Stored entries

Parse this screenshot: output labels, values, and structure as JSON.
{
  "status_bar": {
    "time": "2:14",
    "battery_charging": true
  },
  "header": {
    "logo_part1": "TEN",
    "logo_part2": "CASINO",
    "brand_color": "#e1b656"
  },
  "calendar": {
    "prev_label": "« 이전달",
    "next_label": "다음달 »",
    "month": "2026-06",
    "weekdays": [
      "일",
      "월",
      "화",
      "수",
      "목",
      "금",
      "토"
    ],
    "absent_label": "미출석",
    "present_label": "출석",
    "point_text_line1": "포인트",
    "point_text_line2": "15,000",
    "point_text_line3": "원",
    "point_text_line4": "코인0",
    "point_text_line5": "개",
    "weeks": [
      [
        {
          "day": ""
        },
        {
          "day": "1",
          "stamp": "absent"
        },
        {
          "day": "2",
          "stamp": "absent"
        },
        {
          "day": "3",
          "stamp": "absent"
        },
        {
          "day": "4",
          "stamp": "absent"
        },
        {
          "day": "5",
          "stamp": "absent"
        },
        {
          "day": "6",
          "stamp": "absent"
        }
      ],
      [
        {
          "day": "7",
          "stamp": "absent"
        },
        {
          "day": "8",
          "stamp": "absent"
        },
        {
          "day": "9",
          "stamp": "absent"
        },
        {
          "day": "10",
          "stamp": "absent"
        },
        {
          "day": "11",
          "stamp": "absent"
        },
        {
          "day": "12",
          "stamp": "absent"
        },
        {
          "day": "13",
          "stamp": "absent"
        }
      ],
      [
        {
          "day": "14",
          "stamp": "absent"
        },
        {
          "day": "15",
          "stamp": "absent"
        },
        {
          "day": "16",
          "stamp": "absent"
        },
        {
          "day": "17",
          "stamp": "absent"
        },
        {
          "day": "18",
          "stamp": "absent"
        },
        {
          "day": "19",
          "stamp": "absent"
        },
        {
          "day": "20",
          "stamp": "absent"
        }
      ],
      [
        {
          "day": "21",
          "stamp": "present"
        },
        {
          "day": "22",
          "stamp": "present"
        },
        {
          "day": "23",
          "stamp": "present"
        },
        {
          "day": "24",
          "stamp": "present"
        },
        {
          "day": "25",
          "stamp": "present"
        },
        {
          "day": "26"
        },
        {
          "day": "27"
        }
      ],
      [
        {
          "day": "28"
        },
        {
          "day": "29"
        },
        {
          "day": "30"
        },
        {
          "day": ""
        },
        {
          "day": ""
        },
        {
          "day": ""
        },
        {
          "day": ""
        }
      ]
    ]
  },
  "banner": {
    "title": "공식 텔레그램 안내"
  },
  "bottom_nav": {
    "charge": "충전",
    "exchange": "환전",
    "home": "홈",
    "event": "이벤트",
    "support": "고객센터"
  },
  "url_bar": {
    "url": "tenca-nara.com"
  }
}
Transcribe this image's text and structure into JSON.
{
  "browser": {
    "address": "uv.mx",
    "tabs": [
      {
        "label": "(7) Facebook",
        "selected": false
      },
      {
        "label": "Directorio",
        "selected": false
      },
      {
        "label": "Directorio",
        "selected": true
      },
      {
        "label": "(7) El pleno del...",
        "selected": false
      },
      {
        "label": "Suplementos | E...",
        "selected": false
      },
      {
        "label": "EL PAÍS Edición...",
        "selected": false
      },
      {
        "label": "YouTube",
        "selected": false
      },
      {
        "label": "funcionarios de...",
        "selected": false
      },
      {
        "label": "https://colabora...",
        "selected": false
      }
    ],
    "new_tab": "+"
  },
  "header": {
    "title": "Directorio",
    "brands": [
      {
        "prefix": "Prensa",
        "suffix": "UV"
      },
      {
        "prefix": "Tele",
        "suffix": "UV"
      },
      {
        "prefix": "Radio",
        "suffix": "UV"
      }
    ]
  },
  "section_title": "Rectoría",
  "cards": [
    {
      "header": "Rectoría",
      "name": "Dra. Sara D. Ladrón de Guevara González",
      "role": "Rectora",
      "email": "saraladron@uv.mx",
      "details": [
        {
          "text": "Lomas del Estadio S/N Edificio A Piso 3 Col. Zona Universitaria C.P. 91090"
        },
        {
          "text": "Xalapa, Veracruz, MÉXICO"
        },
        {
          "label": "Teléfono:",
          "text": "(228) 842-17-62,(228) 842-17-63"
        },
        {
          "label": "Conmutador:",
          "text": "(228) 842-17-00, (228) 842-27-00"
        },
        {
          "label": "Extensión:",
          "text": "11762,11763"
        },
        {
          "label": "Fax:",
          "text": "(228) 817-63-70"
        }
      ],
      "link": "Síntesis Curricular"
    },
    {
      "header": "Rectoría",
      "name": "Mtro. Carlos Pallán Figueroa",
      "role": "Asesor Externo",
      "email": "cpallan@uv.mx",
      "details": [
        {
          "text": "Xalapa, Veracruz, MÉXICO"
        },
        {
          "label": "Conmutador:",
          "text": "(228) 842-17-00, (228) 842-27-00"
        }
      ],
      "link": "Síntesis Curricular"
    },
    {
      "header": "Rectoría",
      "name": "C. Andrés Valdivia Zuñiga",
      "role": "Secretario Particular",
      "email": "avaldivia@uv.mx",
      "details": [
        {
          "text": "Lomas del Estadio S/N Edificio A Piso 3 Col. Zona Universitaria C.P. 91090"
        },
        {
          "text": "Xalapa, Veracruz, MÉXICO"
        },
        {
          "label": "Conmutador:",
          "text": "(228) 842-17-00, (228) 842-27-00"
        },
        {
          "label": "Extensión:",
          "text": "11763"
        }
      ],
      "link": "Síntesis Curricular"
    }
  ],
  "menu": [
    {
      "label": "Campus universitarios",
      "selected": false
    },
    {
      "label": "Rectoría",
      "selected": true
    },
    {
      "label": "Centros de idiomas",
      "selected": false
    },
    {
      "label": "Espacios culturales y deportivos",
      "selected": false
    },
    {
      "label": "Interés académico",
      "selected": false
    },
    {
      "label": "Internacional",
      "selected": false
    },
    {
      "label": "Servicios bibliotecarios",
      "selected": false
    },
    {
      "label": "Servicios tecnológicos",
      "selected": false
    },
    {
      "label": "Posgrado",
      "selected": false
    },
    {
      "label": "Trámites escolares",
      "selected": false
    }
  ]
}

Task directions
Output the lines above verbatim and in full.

Solution
Parse this screenshot: output labels, values, and structure as JSON.
{
  "status_bar": {
    "time": "2:14",
    "battery_charging": true
  },
  "header": {
    "logo_part1": "TEN",
    "logo_part2": "CASINO",
    "brand_color": "#e1b656"
  },
  "calendar": {
    "prev_label": "« 이전달",
    "next_label": "다음달 »",
    "month": "2026-06",
    "weekdays": [
      "일",
      "월",
      "화",
      "수",
      "목",
      "금",
      "토"
    ],
    "absent_label": "미출석",
    "present_label": "출석",
    "point_text_line1": "포인트",
    "point_text_line2": "15,000",
    "point_text_line3": "원",
    "point_text_line4": "코인0",
    "point_text_line5": "개",
    "weeks": [
      [
        {
          "day": ""
        },
        {
          "day": "1",
          "stamp": "absent"
        },
        {
          "day": "2",
          "stamp": "absent"
        },
        {
          "day": "3",
          "stamp": "absent"
        },
        {
          "day": "4",
          "stamp": "absent"
        },
        {
          "day": "5",
          "stamp": "absent"
        },
        {
          "day": "6",
          "stamp": "absent"
        }
      ],
      [
        {
          "day": "7",
          "stamp": "absent"
        },
        {
          "day": "8",
          "stamp": "absent"
        },
        {
          "day": "9",
          "stamp": "absent"
        },
        {
          "day": "10",
          "stamp": "absent"
        },
        {
          "day": "11",
          "stamp": "absent"
        },
        {
          "day": "12",
          "stamp": "absent"
        },
        {
          "day": "13",
          "stamp": "absent"
        }
      ],
      [
        {
          "day": "14",
          "stamp": "absent"
        },
        {
          "day": "15",
          "stamp": "absent"
        },
        {
          "day": "16",
          "stamp": "absent"
        },
        {
          "day": "17",
          "stamp": "absent"
        },
        {
          "day": "18",
          "stamp": "absent"
        },
        {
          "day": "19",
          "stamp": "absent"
        },
        {
          "day": "20",
          "stamp": "absent"
        }
      ],
      [
        {
          "day": "21",
          "stamp": "present"
        },
        {
          "day": "22",
          "stamp": "present"
        },
        {
          "day": "23",
          "stamp": "present"
        },
        {
          "day": "24",
          "stamp": "present"
        },
        {
          "day": "25",
          "stamp": "present"
        },
        {
          "day": "26"
        },
        {
          "day": "27"
        }
      ],
      [
        {
          "day": "28"
        },
        {
          "day": "29"
        },
        {
          "day": "30"
        },
        {
          "day": ""
        },
        {
          "day": ""
        },
        {
          "day": ""
        },
        {
          "day": ""
        }
      ]
    ]
  },
  "banner": {
    "title": "공식 텔레그램 안내"
  },
  "bottom_nav": {
    "charge": "충전",
    "exchange": "환전",
    "home": "홈",
    "event": "이벤트",
    "support": "고객센터"
  },
  "url_bar": {
    "url": "tenca-nara.com"
  }
}
Transcribe this image's text and structure into JSON.
{
  "browser": {
    "address": "uv.mx",
    "tabs": [
      {
        "label": "(7) Facebook",
        "selected": false
      },
      {
        "label": "Directorio",
        "selected": false
      },
      {
        "label": "Directorio",
        "selected": true
      },
      {
        "label": "(7) El pleno del...",
        "selected": false
      },
      {
        "label": "Suplementos | E...",
        "selected": false
      },
      {
        "label": "EL PAÍS Edición...",
        "selected": false
      },
      {
        "label": "YouTube",
        "selected": false
      },
      {
        "label": "funcionarios de...",
        "selected": false
      },
      {
        "label": "https://colabora...",
        "selected": false
      }
    ],
    "new_tab": "+"
  },
  "header": {
    "title": "Directorio",
    "brands": [
      {
        "prefix": "Prensa",
        "suffix": "UV"
      },
      {
        "prefix": "Tele",
        "suffix": "UV"
      },
      {
        "prefix": "Radio",
        "suffix": "UV"
      }
    ]
  },
  "section_title": "Rectoría",
  "cards": [
    {
      "header": "Rectoría",
      "name": "Dra. Sara D. Ladrón de Guevara González",
      "role": "Rectora",
      "email": "saraladron@uv.mx",
      "details": [
        {
          "text": "Lomas del Estadio S/N Edificio A Piso 3 Col. Zona Universitaria C.P. 91090"
        },
        {
          "text": "Xalapa, Veracruz, MÉXICO"
        },
        {
          "label": "Teléfono:",
          "text": "(228) 842-17-62,(228) 842-17-63"
        },
        {
          "label": "Conmutador:",
          "text": "(228) 842-17-00, (228) 842-27-00"
        },
        {
          "label": "Extensión:",
          "text": "11762,11763"
        },
        {
          "label": "Fax:",
          "text": "(228) 817-63-70"
        }
      ],
      "link": "Síntesis Curricular"
    },
    {
      "header": "Rectoría",
      "name": "Mtro. Carlos Pallán Figueroa",
      "role": "Asesor Externo",
      "email": "cpallan@uv.mx",
      "details": [
        {
          "text": "Xalapa, Veracruz, MÉXICO"
        },
        {
          "label": "Conmutador:",
          "text": "(228) 842-17-00, (228) 842-27-00"
        }
      ],
      "link": "Síntesis Curricular"
    },
    {
      "header": "Rectoría",
      "name": "C. Andrés Valdivia Zuñiga",
      "role": "Secretario Particular",
      "email": "avaldivia@uv.mx",
      "details": [
        {
          "text": "Lomas del Estadio S/N Edificio A Piso 3 Col. Zona Universitaria C.P. 91090"
        },
        {
          "text": "Xalapa, Veracruz, MÉXICO"
        },
        {
          "label": "Conmutador:",
          "text": "(228) 842-17-00, (228) 842-27-00"
        },
        {
          "label": "Extensión:",
          "text": "11763"
        }
      ],
      "link": "Síntesis Curricular"
    }
  ],
  "menu": [
    {
      "label": "Campus universitarios",
      "selected": false
    },
    {
      "label": "Rectoría",
      "selected": true
    },
    {
      "label": "Centros de idiomas",
      "selected": false
    },
    {
      "label": "Espacios culturales y deportivos",
      "selected": false
    },
    {
      "label": "Interés académico",
      "selected": false
    },
    {
      "label": "Internacional",
      "selected": false
    },
    {
      "label": "Servicios bibliotecarios",
      "selected": false
    },
    {
      "label": "Servicios tecnológicos",
      "selected": false
    },
    {
      "label": "Posgrado",
      "selected": false
    },
    {
      "label": "Trámites escolares",
      "selected": false
    }
  ]
}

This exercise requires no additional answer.